If a child has been diagnosed with a learning disability such as dyslexia, the greatest help they can receive is more time – more time in instruction, more time to answer a question verbally or on paper. Their perceptions are different from normally-abled students. Their recall is slower. Of great benefit to LD students is a multi-sensory approach in instruction. A multi-sensory approach really benefits anyone, for we all learn new things more easily if we can use all of our senses in the process. The more we see, feel, smell, touch, move and do, the deeper into our long term memory bank a concept embeds itself. The engagement of multiple modes is especially important for any child with a learning disability. It reigns in their focus and capitalizes on their strengths.
Here are some ways I incorporate sensory stimulation when I work with my students. Please try these at home with your kids.
* sidewalk chalk on a concrete driveway
* crayons on fine sandpaper
* spell spelling words with alphabet cereal, gummy letters, or even scrabble tiles or alphabet beads
* act out the part, form letters with your hand or whole body
* make up a jump rope rhyme and jump to it
* make a board game and play it
I hope I have armed you with some good information to help determine if a tutor is right for you or your child. The benefits can be enormous and so can the bill. Tutors in our area range in price from around $40 to $150 per hour depending on level of education and experience. I have had parents tell me that their children never do as well as they do when they are working with me on the side. Having a tutor all of the time is just not possible for many families, so I hope the information presented will help you use your tutoring budget most effectively.
While I tutor throughout the school year, this summer, I am running two camps to help keep your children’s brains engaged and prevent “summer slide”. They are:
*Reading Camp 1 – July 13 through July 15 from 9 am to noon, cost $150
*Reading Camp 2 – July 27 and 28 from 9 am to noon, cost $150
Both Reading Camps are designed to use games and activities in a multi-sensory approach to improve skills used for reading and writing. Reading Camp 2 builds on Reading Camp 1, and both will take into account the levels of the students attending. This is aimed at students entering kindergarten through 5th grade. Limited space is still available.
*CalligraPHUN 1 – Mondays of July 11, 18, & 25 from 10 am to noon, cost $110
*CalligraPHUN 2 – Tuesdays of July 12, 19, & 26 from 10 am to noon, cost $110 (only 2 spaces left!)
CalligraPHUN will include basic instruction in classic calligraphy, modern calligraphy, lettering, and handwriting including, posture, grip, and movements. Experimentation and practice with a wide variety of tools will strengthen fin motor skills for all ages. Great for scrapbookers and card makers! Adults are welcome. For ages 9 and up. Limited space is still available.

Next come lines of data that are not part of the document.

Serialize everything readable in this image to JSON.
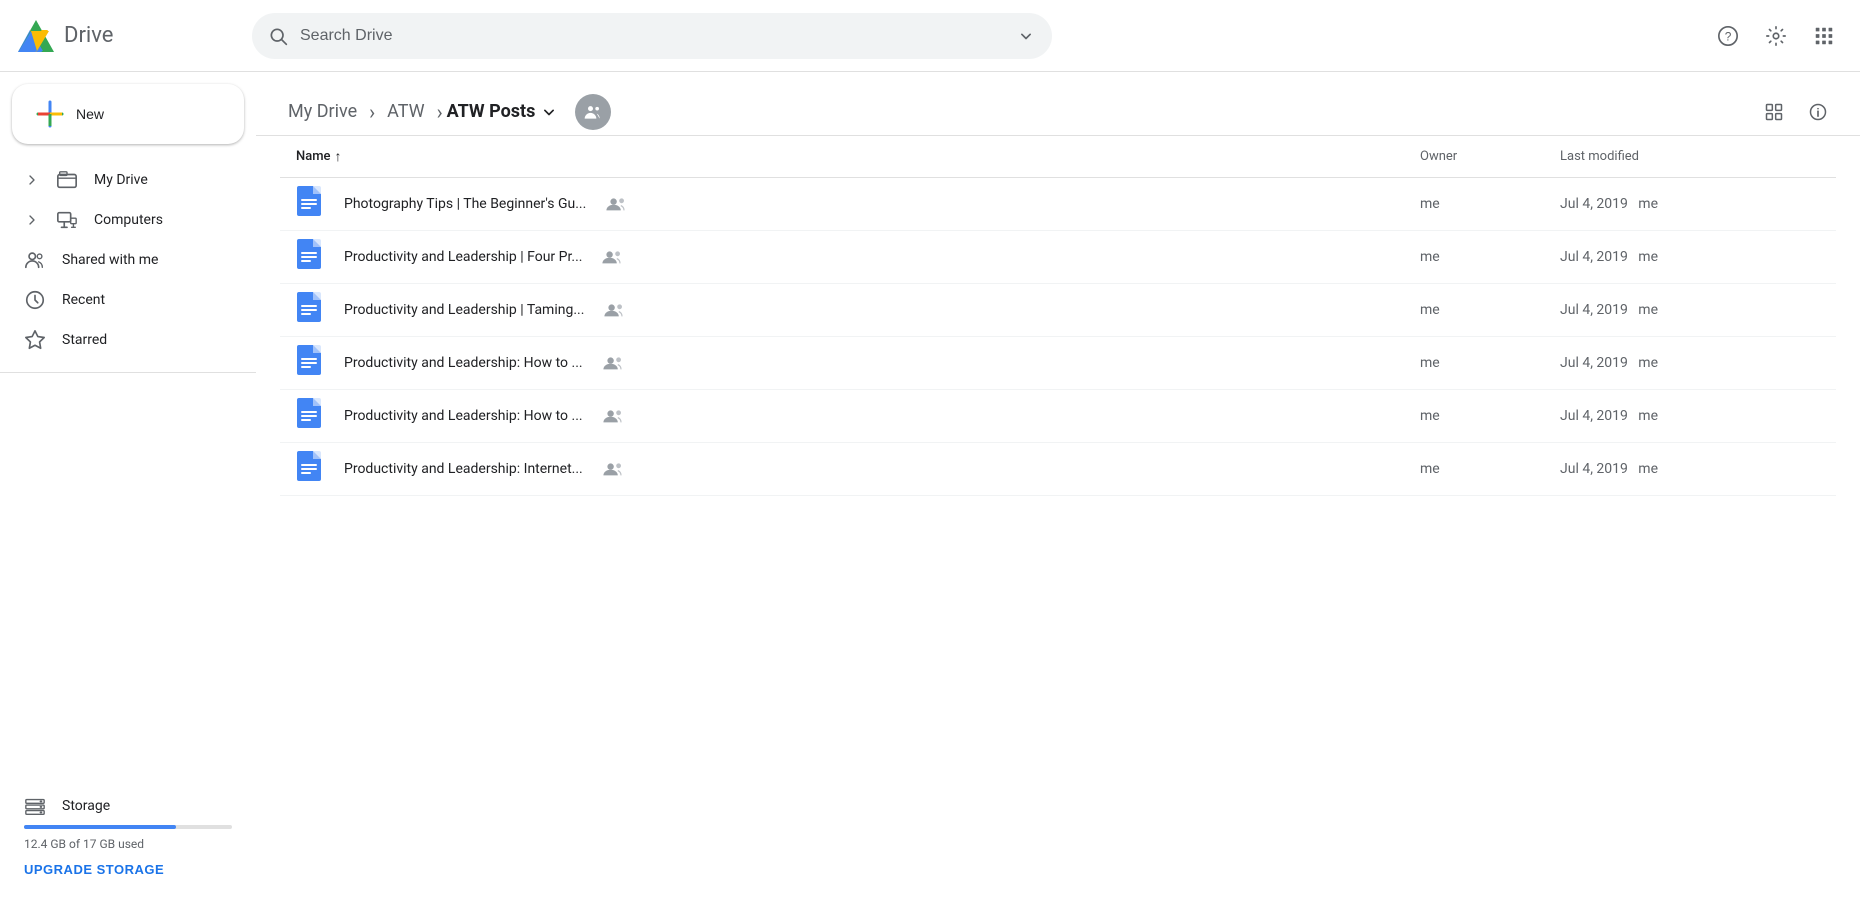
{
  "app": {
    "name": "Drive"
  },
  "header": {
    "search_placeholder": "Search Drive",
    "help_icon": "?",
    "settings_icon": "⚙",
    "apps_icon": "⠿"
  },
  "sidebar": {
    "new_button_label": "New",
    "items": [
      {
        "id": "my-drive",
        "label": "My Drive",
        "icon": "📄",
        "expandable": true
      },
      {
        "id": "computers",
        "label": "Computers",
        "icon": "🖥",
        "expandable": true
      },
      {
        "id": "shared-with-me",
        "label": "Shared with me",
        "icon": "👥"
      },
      {
        "id": "recent",
        "label": "Recent",
        "icon": "🕐"
      },
      {
        "id": "starred",
        "label": "Starred",
        "icon": "☆"
      }
    ],
    "storage": {
      "label": "Storage",
      "used_text": "12.4 GB of 17 GB used",
      "used_percent": 72,
      "upgrade_label": "UPGRADE STORAGE"
    }
  },
  "breadcrumb": {
    "items": [
      {
        "label": "My Drive"
      },
      {
        "label": "ATW"
      },
      {
        "label": "ATW Posts"
      }
    ],
    "separator": "›"
  },
  "table": {
    "columns": {
      "name": "Name",
      "owner": "Owner",
      "last_modified": "Last modified"
    },
    "files": [
      {
        "name": "Photography Tips | The Beginner's Gu...",
        "owner": "me",
        "modified": "Jul 4, 2019",
        "modified_by": "me"
      },
      {
        "name": "Productivity and Leadership | Four Pr...",
        "owner": "me",
        "modified": "Jul 4, 2019",
        "modified_by": "me"
      },
      {
        "name": "Productivity and Leadership | Taming...",
        "owner": "me",
        "modified": "Jul 4, 2019",
        "modified_by": "me"
      },
      {
        "name": "Productivity and Leadership: How to ...",
        "owner": "me",
        "modified": "Jul 4, 2019",
        "modified_by": "me"
      },
      {
        "name": "Productivity and Leadership: How to ...",
        "owner": "me",
        "modified": "Jul 4, 2019",
        "modified_by": "me"
      },
      {
        "name": "Productivity and Leadership: Internet...",
        "owner": "me",
        "modified": "Jul 4, 2019",
        "modified_by": "me"
      }
    ]
  },
  "colors": {
    "blue": "#4285f4",
    "green": "#34a853",
    "yellow": "#fbbc04",
    "red": "#ea4335",
    "storage_bar": "#4285f4",
    "upgrade_text": "#1a73e8"
  }
}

Please call me at 817-528-6279 or email me at email@example.com to reserve your child’s place today!
Mary Ayers was born and reared in Ft. Worth, Texas in a family full of teachers, tutors, librarians, readers, and storytellers. She earned her degree in Human Learning and Development with a minor in Art from Texas Wesleyan University. Her love affair with art actually began at Tanglewood Elementary under the direction of Ms. Ruth Heck. She went on to teach art and 3rd, 4th, and 5th grades at Alice Carlson Applied Learning Center. She has tutored privately off and on for the past 20 years. She still enjoys art of all kinds and reading to her 5 year old Dachshund, Roxy.